Holiday Guide: Beer, Wine, and Cocktail Books

The entertainer's shelf helps boost your festive spirits

Speaking of Papa, Mr. Hemingway is both the subject of and the inspiration for a creative new cocktail companion by Philip Greene called To Have and Have Another (Perigee, $24). Greene, co-founder of the Museum of the American Cocktail and an obvious fan of the author, has produced a bartender's manual for fellow Hemingway enthusiasts, an alphabetically organized compendium of the drinks consumed by the characters in The Sun Also Rises, A Farewell to Arms, A Moveable Feast, and many of Hemingway's other novels and short stories.

But Greene's book is much more than recipes and references to drinking scenes in some of the best-known works of American fiction. We also get anecdotes, photos, and biographical details about the Nobel-winning author, plus such details as a note Hemingway scribbled to his publisher on the back of a photo of himself on skis in the Swiss Alps: "This is to reassure you if you hear reports of another of your authors dying of drink." Greene also reveals that Hemingway's fondness for champagne and absinthe led him to contribute a potent recipe called "Death in the Afternoon" to a celebrity cocktail book published in 1935. He also offers evidence of Papa's impressive constitution by citing two letters in which the author—who had previously survived a bull goring in Spain and would go on to walk away from two plane crashes in Africa—describes an afternoon in Havana.
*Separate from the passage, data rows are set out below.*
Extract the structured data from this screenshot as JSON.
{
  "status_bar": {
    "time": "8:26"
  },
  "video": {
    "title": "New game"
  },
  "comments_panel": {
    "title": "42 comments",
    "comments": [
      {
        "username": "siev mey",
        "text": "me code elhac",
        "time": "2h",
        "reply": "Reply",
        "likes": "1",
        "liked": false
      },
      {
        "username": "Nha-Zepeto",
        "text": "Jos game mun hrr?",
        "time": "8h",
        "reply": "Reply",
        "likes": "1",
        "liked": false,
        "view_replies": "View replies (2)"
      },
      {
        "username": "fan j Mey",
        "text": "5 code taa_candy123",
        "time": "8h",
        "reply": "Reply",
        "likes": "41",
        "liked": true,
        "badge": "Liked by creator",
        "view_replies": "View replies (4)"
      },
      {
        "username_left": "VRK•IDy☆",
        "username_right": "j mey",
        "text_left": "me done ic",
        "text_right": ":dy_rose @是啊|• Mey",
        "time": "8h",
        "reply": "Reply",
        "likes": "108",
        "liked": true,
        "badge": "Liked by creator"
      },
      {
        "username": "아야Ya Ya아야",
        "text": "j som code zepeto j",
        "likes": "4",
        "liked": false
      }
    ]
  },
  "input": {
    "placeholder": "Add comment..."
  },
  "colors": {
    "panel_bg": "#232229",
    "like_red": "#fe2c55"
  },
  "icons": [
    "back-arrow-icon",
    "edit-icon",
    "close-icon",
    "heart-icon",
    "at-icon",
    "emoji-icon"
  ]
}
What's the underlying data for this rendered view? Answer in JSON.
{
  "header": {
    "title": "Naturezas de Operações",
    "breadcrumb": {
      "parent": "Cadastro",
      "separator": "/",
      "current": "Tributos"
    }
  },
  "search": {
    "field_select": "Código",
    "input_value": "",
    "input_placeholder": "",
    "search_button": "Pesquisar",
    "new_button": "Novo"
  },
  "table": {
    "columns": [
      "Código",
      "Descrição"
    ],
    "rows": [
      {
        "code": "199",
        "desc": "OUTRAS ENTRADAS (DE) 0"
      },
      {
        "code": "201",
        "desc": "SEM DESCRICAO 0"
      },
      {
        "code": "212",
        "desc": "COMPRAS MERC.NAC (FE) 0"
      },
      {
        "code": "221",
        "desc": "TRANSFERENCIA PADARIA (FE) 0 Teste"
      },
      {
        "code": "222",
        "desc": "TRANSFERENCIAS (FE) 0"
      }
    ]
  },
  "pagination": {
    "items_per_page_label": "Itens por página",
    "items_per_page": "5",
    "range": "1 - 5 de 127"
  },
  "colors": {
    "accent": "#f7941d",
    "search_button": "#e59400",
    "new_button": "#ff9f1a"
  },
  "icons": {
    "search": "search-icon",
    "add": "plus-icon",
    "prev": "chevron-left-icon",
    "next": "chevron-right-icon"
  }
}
As Hemingway tells it, he and a friend consumed two steak sandwiches and "17 double frozen daiquiris apiece." Which brings us to a pair of themes repeated throughout the book, and which apply to any successful holiday party: Large quantities of alcohol should always be accompanied by food, and no one should ever attempt to break a drinking record set by Ernest Hemingway.

Instead of pouring another round at the end of the party, then, the prudent entertainer knows to have something to eat at the ready, waiting for guests who have found their appetite at the bottom of the glass. And if your drink list has leaned toward beer over wine and spirits, Allagash: The Cookbook (Blue Tree, $35), by chef James Simpkins with photographs by Brian Smestad, is the assistant to turn to for help in the kitchen. Chosen to complement 10 of the brewery's complex Belgian-style ales, the 50 recipes in this book include cuisine from every corner of the country, from tropical lobster rolls matched with crisp and fruity Allagash White to stuffed poblano peppers paired with the dry, somewhat nutty Allagash Dubbel. So before sending all of your invitees back out into the cold, think about steering them to a table topped with plates of chocolate spice cookies, ginger-plum cake, licorice custard with shortbread, and chocolate-malt-bacon water chestnuts. Because though your guests might not be able to recall every drink you poured for them the next morning, they certainly won't forget the last thing they ate.

« Previous Page